● **Exercise directions**
Could you restate all of the entries, word for word?

(Dataset excerpts)

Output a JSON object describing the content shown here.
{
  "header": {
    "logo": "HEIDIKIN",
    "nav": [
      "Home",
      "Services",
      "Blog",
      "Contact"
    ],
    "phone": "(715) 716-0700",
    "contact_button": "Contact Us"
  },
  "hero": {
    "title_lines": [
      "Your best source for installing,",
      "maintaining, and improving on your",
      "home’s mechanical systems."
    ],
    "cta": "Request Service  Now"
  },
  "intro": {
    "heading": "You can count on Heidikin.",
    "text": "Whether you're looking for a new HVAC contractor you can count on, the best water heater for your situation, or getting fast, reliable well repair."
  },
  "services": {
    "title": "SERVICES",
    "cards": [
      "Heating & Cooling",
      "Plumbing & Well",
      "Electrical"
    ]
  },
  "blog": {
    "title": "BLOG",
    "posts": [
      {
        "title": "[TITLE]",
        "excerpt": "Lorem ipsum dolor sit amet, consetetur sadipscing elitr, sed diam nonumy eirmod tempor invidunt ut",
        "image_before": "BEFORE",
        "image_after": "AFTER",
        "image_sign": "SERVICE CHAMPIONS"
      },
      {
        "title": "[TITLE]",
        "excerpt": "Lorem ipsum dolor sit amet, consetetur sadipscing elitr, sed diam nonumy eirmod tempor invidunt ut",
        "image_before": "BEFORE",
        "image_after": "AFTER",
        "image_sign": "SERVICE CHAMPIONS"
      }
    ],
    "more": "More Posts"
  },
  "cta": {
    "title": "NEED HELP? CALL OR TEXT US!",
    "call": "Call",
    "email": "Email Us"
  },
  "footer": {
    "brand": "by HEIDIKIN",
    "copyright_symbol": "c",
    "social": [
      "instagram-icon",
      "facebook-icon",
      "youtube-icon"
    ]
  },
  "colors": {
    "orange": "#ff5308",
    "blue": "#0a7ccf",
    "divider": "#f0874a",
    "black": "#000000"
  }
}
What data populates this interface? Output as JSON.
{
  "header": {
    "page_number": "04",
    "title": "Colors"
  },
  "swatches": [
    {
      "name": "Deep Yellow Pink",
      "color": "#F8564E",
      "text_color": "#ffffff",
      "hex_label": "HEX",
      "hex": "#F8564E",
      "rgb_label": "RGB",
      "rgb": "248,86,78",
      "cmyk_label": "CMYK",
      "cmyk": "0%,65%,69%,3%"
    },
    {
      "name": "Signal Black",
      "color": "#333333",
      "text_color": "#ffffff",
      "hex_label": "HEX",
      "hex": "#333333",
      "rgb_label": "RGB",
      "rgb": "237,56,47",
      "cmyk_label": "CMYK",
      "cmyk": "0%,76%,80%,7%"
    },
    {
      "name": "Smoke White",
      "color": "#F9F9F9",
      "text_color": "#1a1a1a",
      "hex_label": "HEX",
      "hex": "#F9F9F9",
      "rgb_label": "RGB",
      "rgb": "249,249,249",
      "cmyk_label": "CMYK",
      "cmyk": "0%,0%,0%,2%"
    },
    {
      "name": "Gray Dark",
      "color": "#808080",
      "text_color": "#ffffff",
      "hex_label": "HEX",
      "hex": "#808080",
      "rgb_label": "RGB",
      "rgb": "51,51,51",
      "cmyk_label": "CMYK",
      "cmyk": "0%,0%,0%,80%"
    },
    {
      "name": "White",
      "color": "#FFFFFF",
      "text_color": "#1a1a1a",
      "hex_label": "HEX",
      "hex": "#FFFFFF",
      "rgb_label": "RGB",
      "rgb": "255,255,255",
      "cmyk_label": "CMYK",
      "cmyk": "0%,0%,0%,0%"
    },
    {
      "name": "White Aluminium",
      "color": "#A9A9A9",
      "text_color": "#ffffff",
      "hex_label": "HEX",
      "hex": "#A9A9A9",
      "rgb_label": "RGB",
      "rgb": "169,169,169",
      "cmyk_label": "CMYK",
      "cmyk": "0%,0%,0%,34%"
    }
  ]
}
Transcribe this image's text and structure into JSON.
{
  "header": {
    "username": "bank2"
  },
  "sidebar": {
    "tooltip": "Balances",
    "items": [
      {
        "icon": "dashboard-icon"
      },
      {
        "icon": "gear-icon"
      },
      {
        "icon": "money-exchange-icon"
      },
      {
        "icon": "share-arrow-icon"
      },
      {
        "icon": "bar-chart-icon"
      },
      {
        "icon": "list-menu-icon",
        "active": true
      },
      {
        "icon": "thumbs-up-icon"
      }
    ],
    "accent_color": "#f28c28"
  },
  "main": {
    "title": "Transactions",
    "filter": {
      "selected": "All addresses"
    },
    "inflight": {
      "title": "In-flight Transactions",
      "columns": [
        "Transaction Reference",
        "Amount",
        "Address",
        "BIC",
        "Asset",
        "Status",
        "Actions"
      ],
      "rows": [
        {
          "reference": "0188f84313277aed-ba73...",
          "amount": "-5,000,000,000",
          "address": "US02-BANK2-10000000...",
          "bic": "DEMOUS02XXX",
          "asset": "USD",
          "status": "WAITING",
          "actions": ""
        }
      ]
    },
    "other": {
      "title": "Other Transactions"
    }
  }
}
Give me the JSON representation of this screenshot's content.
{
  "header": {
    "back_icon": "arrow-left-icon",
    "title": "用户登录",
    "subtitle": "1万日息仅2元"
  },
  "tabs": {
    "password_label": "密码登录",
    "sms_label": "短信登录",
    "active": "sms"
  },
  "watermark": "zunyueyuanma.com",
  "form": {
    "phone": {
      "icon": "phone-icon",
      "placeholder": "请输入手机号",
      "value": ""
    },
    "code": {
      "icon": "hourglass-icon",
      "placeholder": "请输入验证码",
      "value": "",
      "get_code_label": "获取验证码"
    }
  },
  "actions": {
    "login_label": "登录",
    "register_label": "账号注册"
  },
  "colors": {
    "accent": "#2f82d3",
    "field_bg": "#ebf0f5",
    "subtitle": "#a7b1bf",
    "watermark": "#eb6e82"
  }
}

● **Your response**
Output a JSON object describing the content shown here.
{
  "header": {
    "logo": "HEIDIKIN",
    "nav": [
      "Home",
      "Services",
      "Blog",
      "Contact"
    ],
    "phone": "(715) 716-0700",
    "contact_button": "Contact Us"
  },
  "hero": {
    "title_lines": [
      "Your best source for installing,",
      "maintaining, and improving on your",
      "home’s mechanical systems."
    ],
    "cta": "Request Service  Now"
  },
  "intro": {
    "heading": "You can count on Heidikin.",
    "text": "Whether you're looking for a new HVAC contractor you can count on, the best water heater for your situation, or getting fast, reliable well repair."
  },
  "services": {
    "title": "SERVICES",
    "cards": [
      "Heating & Cooling",
      "Plumbing & Well",
      "Electrical"
    ]
  },
  "blog": {
    "title": "BLOG",
    "posts": [
      {
        "title": "[TITLE]",
        "excerpt": "Lorem ipsum dolor sit amet, consetetur sadipscing elitr, sed diam nonumy eirmod tempor invidunt ut",
        "image_before": "BEFORE",
        "image_after": "AFTER",
        "image_sign": "SERVICE CHAMPIONS"
      },
      {
        "title": "[TITLE]",
        "excerpt": "Lorem ipsum dolor sit amet, consetetur sadipscing elitr, sed diam nonumy eirmod tempor invidunt ut",
        "image_before": "BEFORE",
        "image_after": "AFTER",
        "image_sign": "SERVICE CHAMPIONS"
      }
    ],
    "more": "More Posts"
  },
  "cta": {
    "title": "NEED HELP? CALL OR TEXT US!",
    "call": "Call",
    "email": "Email Us"
  },
  "footer": {
    "brand": "by HEIDIKIN",
    "copyright_symbol": "c",
    "social": [
      "instagram-icon",
      "facebook-icon",
      "youtube-icon"
    ]
  },
  "colors": {
    "orange": "#ff5308",
    "blue": "#0a7ccf",
    "divider": "#f0874a",
    "black": "#000000"
  }
}
What data populates this interface? Output as JSON.
{
  "header": {
    "page_number": "04",
    "title": "Colors"
  },
  "swatches": [
    {
      "name": "Deep Yellow Pink",
      "color": "#F8564E",
      "text_color": "#ffffff",
      "hex_label": "HEX",
      "hex": "#F8564E",
      "rgb_label": "RGB",
      "rgb": "248,86,78",
      "cmyk_label": "CMYK",
      "cmyk": "0%,65%,69%,3%"
    },
    {
      "name": "Signal Black",
      "color": "#333333",
      "text_color": "#ffffff",
      "hex_label": "HEX",
      "hex": "#333333",
      "rgb_label": "RGB",
      "rgb": "237,56,47",
      "cmyk_label": "CMYK",
      "cmyk": "0%,76%,80%,7%"
    },
    {
      "name": "Smoke White",
      "color": "#F9F9F9",
      "text_color": "#1a1a1a",
      "hex_label": "HEX",
      "hex": "#F9F9F9",
      "rgb_label": "RGB",
      "rgb": "249,249,249",
      "cmyk_label": "CMYK",
      "cmyk": "0%,0%,0%,2%"
    },
    {
      "name": "Gray Dark",
      "color": "#808080",
      "text_color": "#ffffff",
      "hex_label": "HEX",
      "hex": "#808080",
      "rgb_label": "RGB",
      "rgb": "51,51,51",
      "cmyk_label": "CMYK",
      "cmyk": "0%,0%,0%,80%"
    },
    {
      "name": "White",
      "color": "#FFFFFF",
      "text_color": "#1a1a1a",
      "hex_label": "HEX",
      "hex": "#FFFFFF",
      "rgb_label": "RGB",
      "rgb": "255,255,255",
      "cmyk_label": "CMYK",
      "cmyk": "0%,0%,0%,0%"
    },
    {
      "name": "White Aluminium",
      "color": "#A9A9A9",
      "text_color": "#ffffff",
      "hex_label": "HEX",
      "hex": "#A9A9A9",
      "rgb_label": "RGB",
      "rgb": "169,169,169",
      "cmyk_label": "CMYK",
      "cmyk": "0%,0%,0%,34%"
    }
  ]
}
Transcribe this image's text and structure into JSON.
{
  "header": {
    "username": "bank2"
  },
  "sidebar": {
    "tooltip": "Balances",
    "items": [
      {
        "icon": "dashboard-icon"
      },
      {
        "icon": "gear-icon"
      },
      {
        "icon": "money-exchange-icon"
      },
      {
        "icon": "share-arrow-icon"
      },
      {
        "icon": "bar-chart-icon"
      },
      {
        "icon": "list-menu-icon",
        "active": true
      },
      {
        "icon": "thumbs-up-icon"
      }
    ],
    "accent_color": "#f28c28"
  },
  "main": {
    "title": "Transactions",
    "filter": {
      "selected": "All addresses"
    },
    "inflight": {
      "title": "In-flight Transactions",
      "columns": [
        "Transaction Reference",
        "Amount",
        "Address",
        "BIC",
        "Asset",
        "Status",
        "Actions"
      ],
      "rows": [
        {
          "reference": "0188f84313277aed-ba73...",
          "amount": "-5,000,000,000",
          "address": "US02-BANK2-10000000...",
          "bic": "DEMOUS02XXX",
          "asset": "USD",
          "status": "WAITING",
          "actions": ""
        }
      ]
    },
    "other": {
      "title": "Other Transactions"
    }
  }
}
Give me the JSON representation of this screenshot's content.
{
  "header": {
    "back_icon": "arrow-left-icon",
    "title": "用户登录",
    "subtitle": "1万日息仅2元"
  },
  "tabs": {
    "password_label": "密码登录",
    "sms_label": "短信登录",
    "active": "sms"
  },
  "watermark": "zunyueyuanma.com",
  "form": {
    "phone": {
      "icon": "phone-icon",
      "placeholder": "请输入手机号",
      "value": ""
    },
    "code": {
      "icon": "hourglass-icon",
      "placeholder": "请输入验证码",
      "value": "",
      "get_code_label": "获取验证码"
    }
  },
  "actions": {
    "login_label": "登录",
    "register_label": "账号注册"
  },
  "colors": {
    "accent": "#2f82d3",
    "field_bg": "#ebf0f5",
    "subtitle": "#a7b1bf",
    "watermark": "#eb6e82"
  }
}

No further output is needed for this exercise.